**Work request:** Working from the listing below, pick each line containing the word "JSON" and copy it.

**Given data:**
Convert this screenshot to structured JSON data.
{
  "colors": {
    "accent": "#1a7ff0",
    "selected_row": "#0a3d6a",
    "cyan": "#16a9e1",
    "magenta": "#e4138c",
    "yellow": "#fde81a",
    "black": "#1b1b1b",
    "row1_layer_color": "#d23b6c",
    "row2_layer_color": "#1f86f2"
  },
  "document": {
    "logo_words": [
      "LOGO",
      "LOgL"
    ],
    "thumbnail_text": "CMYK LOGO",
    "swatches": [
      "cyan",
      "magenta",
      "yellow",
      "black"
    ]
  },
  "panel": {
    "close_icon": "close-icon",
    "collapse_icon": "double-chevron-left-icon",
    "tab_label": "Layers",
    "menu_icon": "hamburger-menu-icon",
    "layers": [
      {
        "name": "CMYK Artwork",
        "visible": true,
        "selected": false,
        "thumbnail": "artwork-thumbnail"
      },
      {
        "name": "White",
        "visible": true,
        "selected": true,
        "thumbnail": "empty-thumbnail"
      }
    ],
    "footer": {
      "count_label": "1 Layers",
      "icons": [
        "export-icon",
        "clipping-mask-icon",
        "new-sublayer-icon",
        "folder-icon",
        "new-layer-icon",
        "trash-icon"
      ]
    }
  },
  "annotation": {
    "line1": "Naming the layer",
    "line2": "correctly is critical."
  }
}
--
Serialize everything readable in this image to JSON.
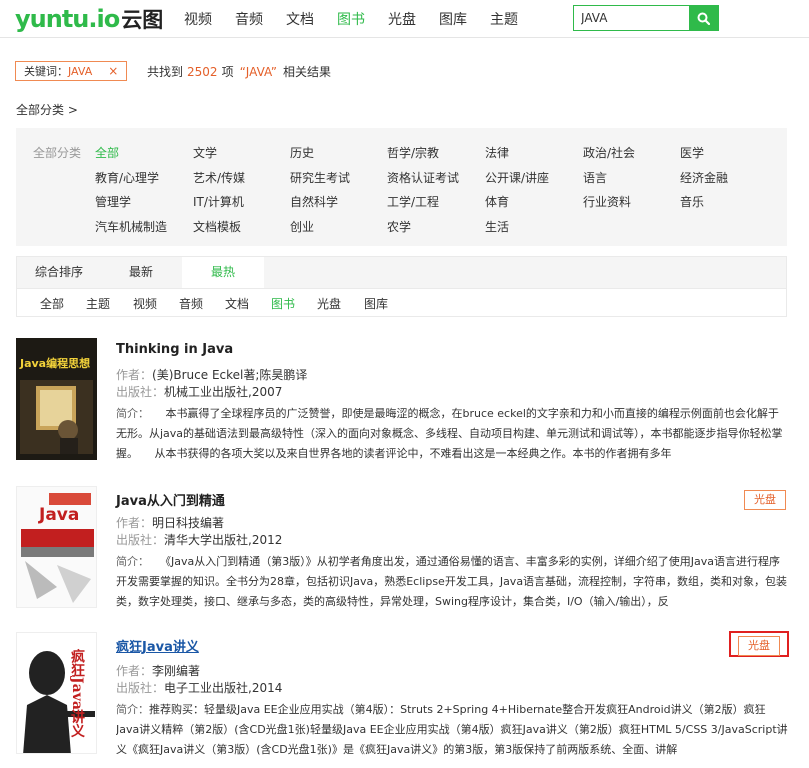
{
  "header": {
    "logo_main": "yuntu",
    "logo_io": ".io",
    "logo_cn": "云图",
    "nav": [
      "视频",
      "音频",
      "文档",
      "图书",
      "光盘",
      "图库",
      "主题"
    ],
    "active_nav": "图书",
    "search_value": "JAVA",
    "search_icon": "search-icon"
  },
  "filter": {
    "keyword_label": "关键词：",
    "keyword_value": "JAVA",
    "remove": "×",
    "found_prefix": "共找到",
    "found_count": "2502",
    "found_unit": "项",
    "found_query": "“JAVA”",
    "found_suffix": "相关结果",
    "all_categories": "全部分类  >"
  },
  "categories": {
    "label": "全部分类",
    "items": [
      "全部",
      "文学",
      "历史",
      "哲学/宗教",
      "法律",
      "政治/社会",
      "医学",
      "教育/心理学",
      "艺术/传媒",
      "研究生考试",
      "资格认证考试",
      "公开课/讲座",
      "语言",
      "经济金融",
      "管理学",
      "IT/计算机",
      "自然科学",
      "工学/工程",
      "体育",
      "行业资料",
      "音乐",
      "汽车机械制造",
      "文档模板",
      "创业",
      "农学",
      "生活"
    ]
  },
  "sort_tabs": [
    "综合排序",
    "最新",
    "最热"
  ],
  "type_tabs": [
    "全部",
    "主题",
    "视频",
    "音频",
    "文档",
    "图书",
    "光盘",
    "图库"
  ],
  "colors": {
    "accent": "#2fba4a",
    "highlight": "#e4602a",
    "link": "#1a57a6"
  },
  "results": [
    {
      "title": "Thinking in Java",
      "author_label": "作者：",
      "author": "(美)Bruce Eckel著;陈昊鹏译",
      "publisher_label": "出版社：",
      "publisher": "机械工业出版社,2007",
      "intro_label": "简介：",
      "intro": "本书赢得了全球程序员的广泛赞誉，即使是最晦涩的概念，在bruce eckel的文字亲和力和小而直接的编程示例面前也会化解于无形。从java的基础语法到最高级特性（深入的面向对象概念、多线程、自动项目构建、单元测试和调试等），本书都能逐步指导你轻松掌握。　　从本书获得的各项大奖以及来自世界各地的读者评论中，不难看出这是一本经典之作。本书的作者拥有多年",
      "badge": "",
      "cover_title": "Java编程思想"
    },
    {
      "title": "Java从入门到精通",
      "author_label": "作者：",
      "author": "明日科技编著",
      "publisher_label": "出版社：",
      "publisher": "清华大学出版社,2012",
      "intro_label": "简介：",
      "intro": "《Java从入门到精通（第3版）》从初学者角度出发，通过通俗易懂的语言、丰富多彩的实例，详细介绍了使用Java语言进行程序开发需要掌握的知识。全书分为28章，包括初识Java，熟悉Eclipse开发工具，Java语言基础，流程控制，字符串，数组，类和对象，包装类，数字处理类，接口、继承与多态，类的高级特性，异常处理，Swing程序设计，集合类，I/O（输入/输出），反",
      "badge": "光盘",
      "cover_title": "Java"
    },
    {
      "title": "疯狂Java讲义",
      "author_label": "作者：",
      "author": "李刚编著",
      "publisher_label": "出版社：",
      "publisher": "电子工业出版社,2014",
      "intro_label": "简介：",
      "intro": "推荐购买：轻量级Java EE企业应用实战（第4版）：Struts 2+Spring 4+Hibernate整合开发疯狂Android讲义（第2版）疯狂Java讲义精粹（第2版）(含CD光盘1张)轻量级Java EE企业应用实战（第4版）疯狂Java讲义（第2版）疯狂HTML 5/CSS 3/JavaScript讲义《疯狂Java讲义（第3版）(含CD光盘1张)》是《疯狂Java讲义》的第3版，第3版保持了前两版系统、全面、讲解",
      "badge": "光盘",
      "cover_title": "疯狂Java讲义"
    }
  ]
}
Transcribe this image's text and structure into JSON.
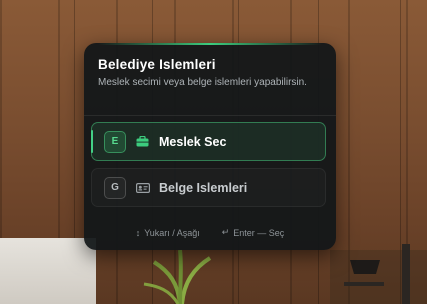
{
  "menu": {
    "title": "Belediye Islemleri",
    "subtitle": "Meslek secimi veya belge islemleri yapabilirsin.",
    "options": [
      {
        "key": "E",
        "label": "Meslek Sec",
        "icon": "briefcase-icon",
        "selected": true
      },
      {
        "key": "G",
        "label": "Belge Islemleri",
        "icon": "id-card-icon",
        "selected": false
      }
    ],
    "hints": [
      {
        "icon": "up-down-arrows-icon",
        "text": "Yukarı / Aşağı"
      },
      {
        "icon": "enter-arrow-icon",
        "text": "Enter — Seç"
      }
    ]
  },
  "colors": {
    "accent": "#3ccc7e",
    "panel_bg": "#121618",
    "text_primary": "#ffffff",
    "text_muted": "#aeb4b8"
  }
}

**Solution below:**
Convert this screenshot to structured JSON data.
Serialize everything readable in this image to JSON.
Transcribe this image's text and structure into JSON.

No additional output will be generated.